**TASK TO COMPLETE:** Only lines that contain the word "Бородиной" belong in the answer; copy them from the records below.

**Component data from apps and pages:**

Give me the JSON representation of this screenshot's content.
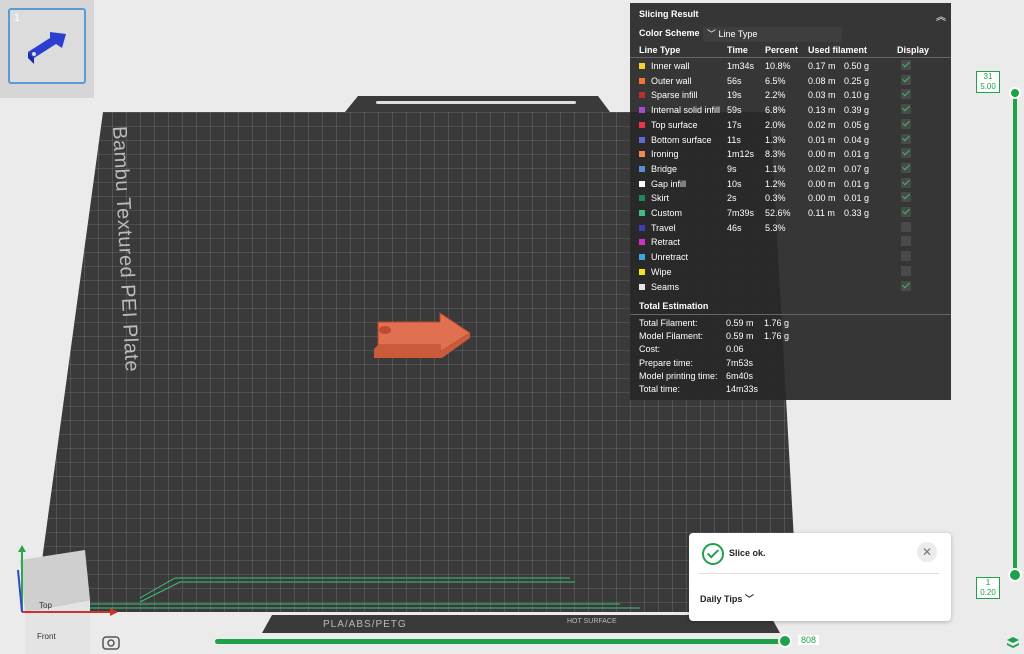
{
  "plate": {
    "number": "1",
    "name": "Bambu Textured PEI Plate",
    "filament_tag": "PLA/ABS/PETG",
    "surface_tag": "HOT SURFACE"
  },
  "panel": {
    "title": "Slicing Result",
    "color_scheme_label": "Color Scheme",
    "color_scheme_value": "Line Type",
    "headers": {
      "line_type": "Line Type",
      "time": "Time",
      "percent": "Percent",
      "used_filament": "Used filament",
      "display": "Display"
    },
    "rows": [
      {
        "color": "#f2d230",
        "name": "Inner wall",
        "time": "1m34s",
        "percent": "10.8%",
        "len": "0.17 m",
        "weight": "0.50 g",
        "on": true
      },
      {
        "color": "#f07830",
        "name": "Outer wall",
        "time": "56s",
        "percent": "6.5%",
        "len": "0.08 m",
        "weight": "0.25 g",
        "on": true
      },
      {
        "color": "#b93030",
        "name": "Sparse infill",
        "time": "19s",
        "percent": "2.2%",
        "len": "0.03 m",
        "weight": "0.10 g",
        "on": true
      },
      {
        "color": "#9b4fd0",
        "name": "Internal solid infill",
        "time": "59s",
        "percent": "6.8%",
        "len": "0.13 m",
        "weight": "0.39 g",
        "on": true
      },
      {
        "color": "#e8354a",
        "name": "Top surface",
        "time": "17s",
        "percent": "2.0%",
        "len": "0.02 m",
        "weight": "0.05 g",
        "on": true
      },
      {
        "color": "#5a6bd6",
        "name": "Bottom surface",
        "time": "11s",
        "percent": "1.3%",
        "len": "0.01 m",
        "weight": "0.04 g",
        "on": true
      },
      {
        "color": "#f08850",
        "name": "Ironing",
        "time": "1m12s",
        "percent": "8.3%",
        "len": "0.00 m",
        "weight": "0.01 g",
        "on": true
      },
      {
        "color": "#5b8fd0",
        "name": "Bridge",
        "time": "9s",
        "percent": "1.1%",
        "len": "0.02 m",
        "weight": "0.07 g",
        "on": true
      },
      {
        "color": "#ffffff",
        "name": "Gap infill",
        "time": "10s",
        "percent": "1.2%",
        "len": "0.00 m",
        "weight": "0.01 g",
        "on": true
      },
      {
        "color": "#1a8a5a",
        "name": "Skirt",
        "time": "2s",
        "percent": "0.3%",
        "len": "0.00 m",
        "weight": "0.01 g",
        "on": true
      },
      {
        "color": "#3cc27a",
        "name": "Custom",
        "time": "7m39s",
        "percent": "52.6%",
        "len": "0.11 m",
        "weight": "0.33 g",
        "on": true
      },
      {
        "color": "#3a3fb0",
        "name": "Travel",
        "time": "46s",
        "percent": "5.3%",
        "len": "",
        "weight": "",
        "on": false
      },
      {
        "color": "#d030c8",
        "name": "Retract",
        "time": "",
        "percent": "",
        "len": "",
        "weight": "",
        "on": false
      },
      {
        "color": "#3aa8d8",
        "name": "Unretract",
        "time": "",
        "percent": "",
        "len": "",
        "weight": "",
        "on": false
      },
      {
        "color": "#f4e61a",
        "name": "Wipe",
        "time": "",
        "percent": "",
        "len": "",
        "weight": "",
        "on": false
      },
      {
        "color": "#e6e6e6",
        "name": "Seams",
        "time": "",
        "percent": "",
        "len": "",
        "weight": "",
        "on": true
      }
    ],
    "estimation_title": "Total Estimation",
    "estimation": [
      {
        "label": "Total Filament:",
        "v1": "0.59 m",
        "v2": "1.76 g"
      },
      {
        "label": "Model Filament:",
        "v1": "0.59 m",
        "v2": "1.76 g"
      },
      {
        "label": "Cost:",
        "v1": "0.06",
        "v2": ""
      },
      {
        "label": "Prepare time:",
        "v1": "7m53s",
        "v2": ""
      },
      {
        "label": "Model printing time:",
        "v1": "6m40s",
        "v2": ""
      },
      {
        "label": "Total time:",
        "v1": "14m33s",
        "v2": ""
      }
    ]
  },
  "layer_slider": {
    "top_layer": "31",
    "top_height": "5.00",
    "bottom_layer": "1",
    "bottom_height": "0.20"
  },
  "move_slider": {
    "value": "808"
  },
  "toast": {
    "message": "Slice ok.",
    "tips": "Daily Tips"
  },
  "view_cube": {
    "top": "Top",
    "front": "Front"
  }
}
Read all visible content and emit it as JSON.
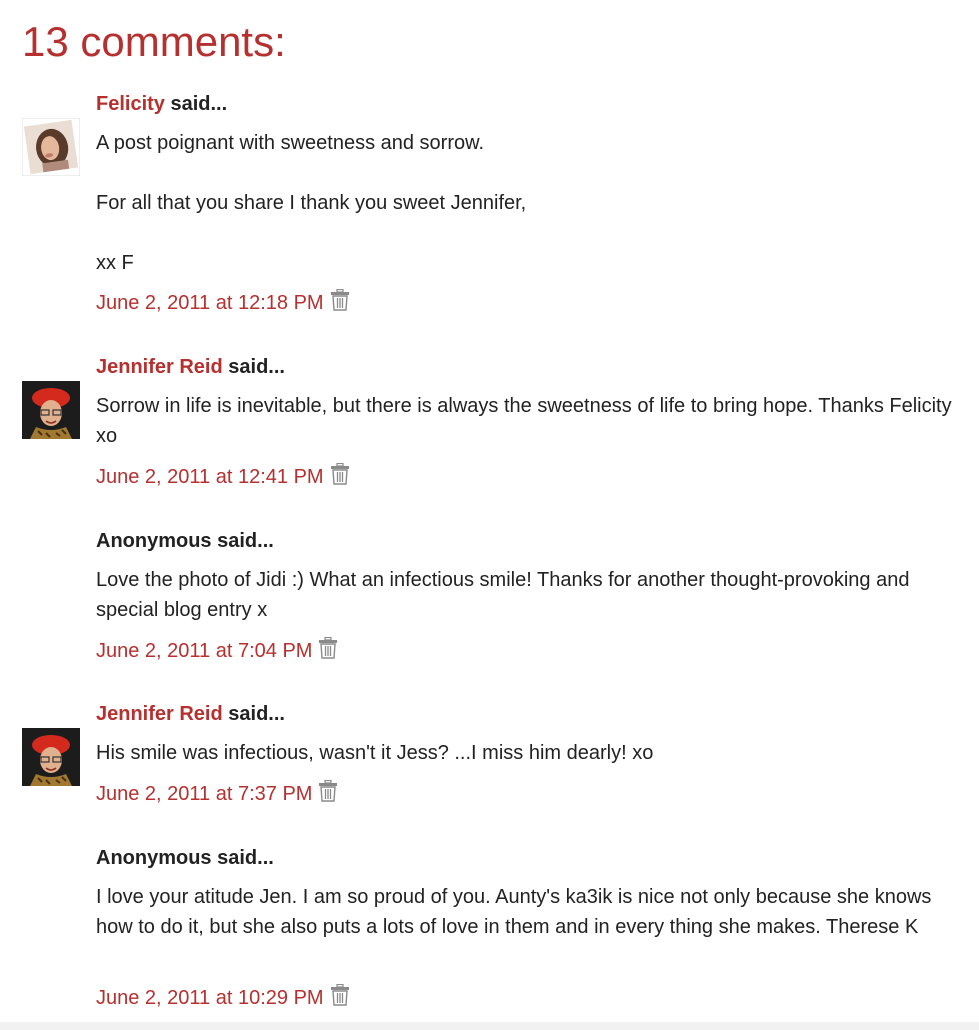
{
  "heading": "13 comments:",
  "said_label": "said...",
  "comments": [
    {
      "author": "Felicity",
      "author_is_link": true,
      "avatar": "felicity-photo",
      "paragraphs": [
        "A post poignant with sweetness and sorrow.",
        "For all that you share I thank you sweet Jennifer,",
        "xx F"
      ],
      "timestamp": "June 2, 2011 at 12:18 PM",
      "delete_icon": "trash-icon"
    },
    {
      "author": "Jennifer Reid",
      "author_is_link": true,
      "avatar": "jennifer-red-beret-photo",
      "paragraphs": [
        "Sorrow in life is inevitable, but there is always the sweetness of life to bring hope. Thanks Felicity xo"
      ],
      "timestamp": "June 2, 2011 at 12:41 PM",
      "delete_icon": "trash-icon"
    },
    {
      "author": "Anonymous",
      "author_is_link": false,
      "avatar": null,
      "paragraphs": [
        "Love the photo of Jidi :) What an infectious smile! Thanks for another thought-provoking and special blog entry x"
      ],
      "timestamp": "June 2, 2011 at 7:04 PM",
      "delete_icon": "trash-icon"
    },
    {
      "author": "Jennifer Reid",
      "author_is_link": true,
      "avatar": "jennifer-red-beret-photo",
      "paragraphs": [
        "His smile was infectious, wasn't it Jess? ...I miss him dearly! xo"
      ],
      "timestamp": "June 2, 2011 at 7:37 PM",
      "delete_icon": "trash-icon"
    },
    {
      "author": "Anonymous",
      "author_is_link": false,
      "avatar": null,
      "paragraphs": [
        "I love your atitude Jen. I am so proud of you. Aunty's ka3ik is nice not only because she knows how to do it, but she also puts a lots of love in them and in every thing she makes. Therese K"
      ],
      "timestamp": "June 2, 2011 at 10:29 PM",
      "delete_icon": "trash-icon"
    }
  ],
  "colors": {
    "accent": "#b5302e",
    "text": "#222222",
    "icon": "#8a8a8a"
  }
}
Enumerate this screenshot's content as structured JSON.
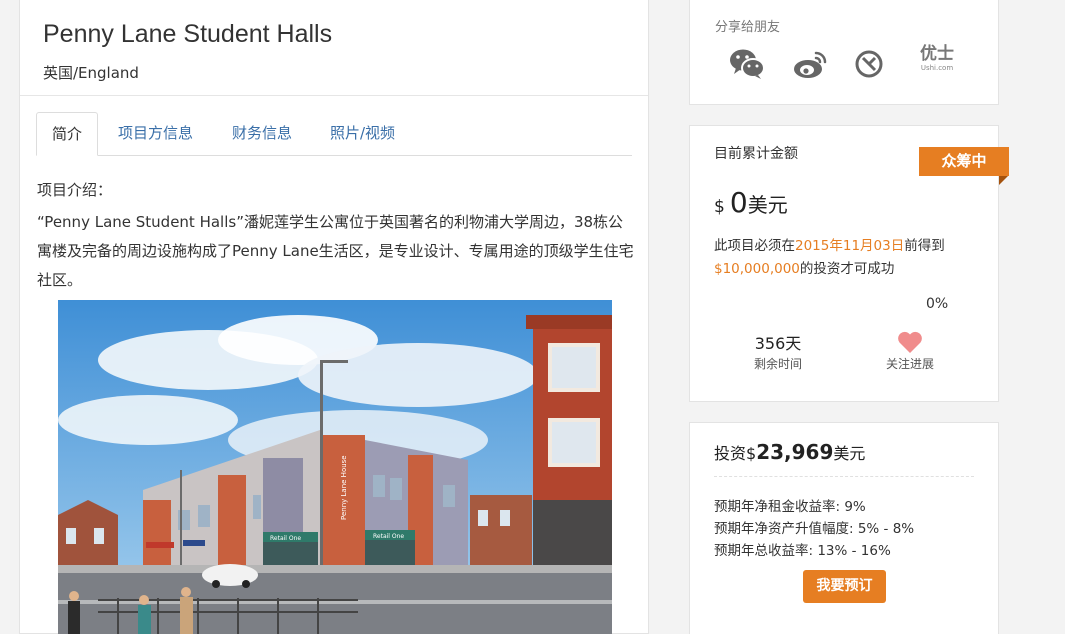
{
  "project": {
    "title": "Penny Lane Student Halls",
    "location": "英国/England"
  },
  "tabs": [
    "简介",
    "项目方信息",
    "财务信息",
    "照片/视频"
  ],
  "intro": {
    "label": "项目介绍：",
    "description": "“Penny Lane Student Halls”潘妮莲学生公寓位于英国著名的利物浦大学周边，38栋公寓楼及完备的周边设施构成了Penny Lane生活区，是专业设计、专属用途的顶级学生住宅社区。"
  },
  "photo_signs": {
    "building": "Penny Lane House",
    "retail": "Retail One"
  },
  "share": {
    "label": "分享给朋友",
    "icons": [
      "wechat-icon",
      "weibo-icon",
      "circle-share-icon",
      "ushi-icon"
    ],
    "ushi_main": "优士",
    "ushi_sub": "Ushi.com"
  },
  "funding": {
    "label": "目前累计金额",
    "status": "众筹中",
    "currency": "$",
    "amount": "0",
    "unit": "美元",
    "cond_pre": "此项目必须在",
    "deadline": "2015年11月03日",
    "cond_mid": "前得到",
    "target": "$10,000,000",
    "cond_post": "的投资才可成功",
    "percent": "0%",
    "days_left": "356天",
    "days_label": "剩余时间",
    "follow_label": "关注进展"
  },
  "invest": {
    "prefix": "投资$",
    "amount": "23,969",
    "unit": "美元",
    "rates": [
      "预期年净租金收益率:   9%",
      "预期年净资产升值幅度:   5% - 8%",
      "预期年总收益率:  13% - 16%"
    ],
    "button": "我要预订"
  },
  "colors": {
    "accent": "#e67e22",
    "link": "#3a6fa8"
  }
}
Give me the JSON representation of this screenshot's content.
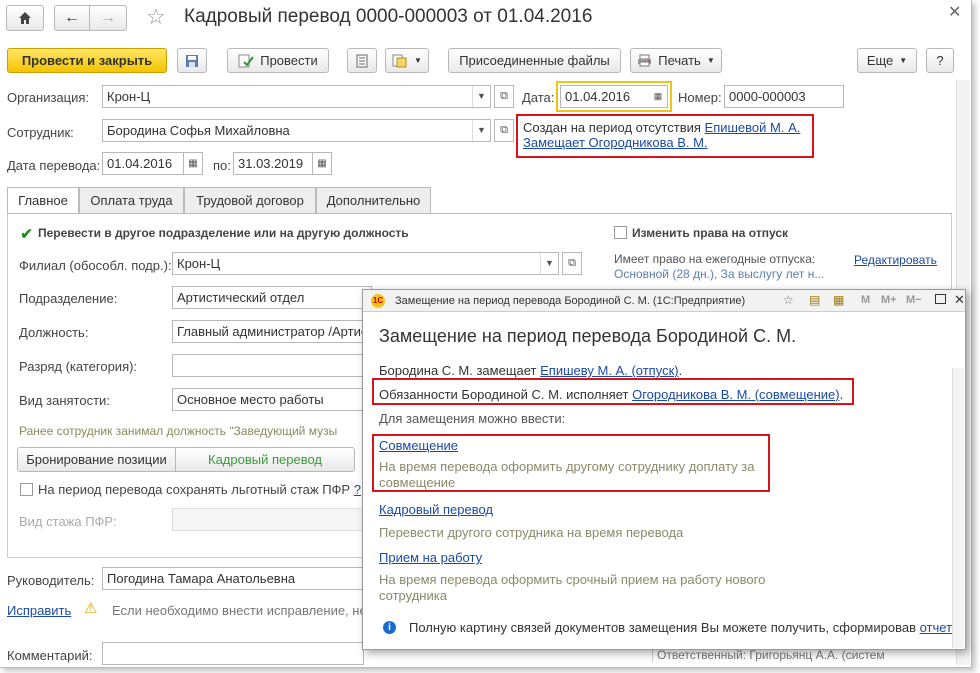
{
  "window": {
    "title": "Кадровый перевод 0000-000003 от 01.04.2016"
  },
  "toolbar": {
    "post_close": "Провести и закрыть",
    "post": "Провести",
    "attached": "Присоединенные файлы",
    "print": "Печать",
    "more": "Еще",
    "help": "?"
  },
  "header": {
    "org_label": "Организация:",
    "org_value": "Крон-Ц",
    "date_label": "Дата:",
    "date_value": "01.04.2016",
    "num_label": "Номер:",
    "num_value": "0000-000003",
    "emp_label": "Сотрудник:",
    "emp_value": "Бородина Софья Михайловна",
    "created_prefix": "Создан на период отсутствия",
    "created_link": "Епишевой М. А.",
    "replaces_link": "Замещает Огородникова В. М.",
    "transfer_date_label": "Дата перевода:",
    "transfer_date": "01.04.2016",
    "to_label": "по:",
    "to_date": "31.03.2019"
  },
  "tabs": [
    "Главное",
    "Оплата труда",
    "Трудовой договор",
    "Дополнительно"
  ],
  "main": {
    "transfer_check": "Перевести в другое подразделение или на другую должность",
    "branch_label": "Филиал (обособл. подр.):",
    "branch_value": "Крон-Ц",
    "dept_label": "Подразделение:",
    "dept_value": "Артистический отдел",
    "pos_label": "Должность:",
    "pos_value": "Главный администратор /Артис",
    "grade_label": "Разряд (категория):",
    "grade_value": "",
    "emp_type_label": "Вид занятости:",
    "emp_type_value": "Основное место работы",
    "prev_text": "Ранее сотрудник занимал должность \"Заведующий музы",
    "reserve_btn": "Бронирование позиции",
    "hr_transfer_btn": "Кадровый перевод",
    "pfr_check": "На период перевода сохранять льготный стаж ПФР",
    "pfr_q": "?",
    "pfr_type_label": "Вид стажа ПФР:",
    "change_rights": "Изменить права на отпуск",
    "annual_label": "Имеет право на ежегодные отпуска:",
    "edit_link": "Редактировать",
    "annual_value": "Основной (28 дн.), За выслугу лет н..."
  },
  "footer": {
    "head_label": "Руководитель:",
    "head_value": "Погодина Тамара Анатольевна",
    "fix_link": "Исправить",
    "fix_text": "Если необходимо внести исправление, не",
    "comment_label": "Комментарий:",
    "responsible": "Ответственный: Григорьянц А.А. (систем"
  },
  "popup": {
    "title": "Замещение на период перевода Бородиной С. М.  (1С:Предприятие)",
    "heading": "Замещение на период перевода Бородиной С. М.",
    "line1_prefix": "Бородина С. М. замещает",
    "line1_link": "Епишеву М. А. (отпуск)",
    "line1_suffix": ".",
    "line2_prefix": "Обязанности Бородиной С. М. исполняет",
    "line2_link": "Огородникова В. М. (совмещение)",
    "line2_suffix": ".",
    "can_enter": "Для замещения можно ввести:",
    "opt1_link": "Совмещение",
    "opt1_desc": "На время перевода оформить другому сотруднику доплату за совмещение",
    "opt2_link": "Кадровый перевод",
    "opt2_desc": "Перевести другого сотрудника на время перевода",
    "opt3_link": "Прием на работу",
    "opt3_desc": "На время перевода оформить срочный прием на работу нового сотрудника",
    "info_text": "Полную картину связей документов замещения Вы можете получить, сформировав",
    "info_link": "отчет"
  },
  "colors": {
    "accent_yellow": "#f3c400",
    "link": "#1a4aa8",
    "highlight_red": "#d8141a",
    "green_text": "#3a9a3a"
  }
}
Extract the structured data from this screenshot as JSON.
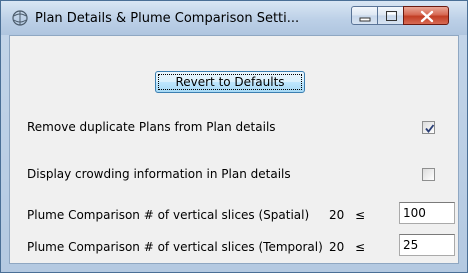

**REPLY TO THE EXERCISE:**
    "title": "Замещение на период перевода Бородиной С. М.  (1С:Предприятие)",
    "heading": "Замещение на период перевода Бородиной С. М.",
    "line2_prefix": "Обязанности Бородиной С. М. исполняет",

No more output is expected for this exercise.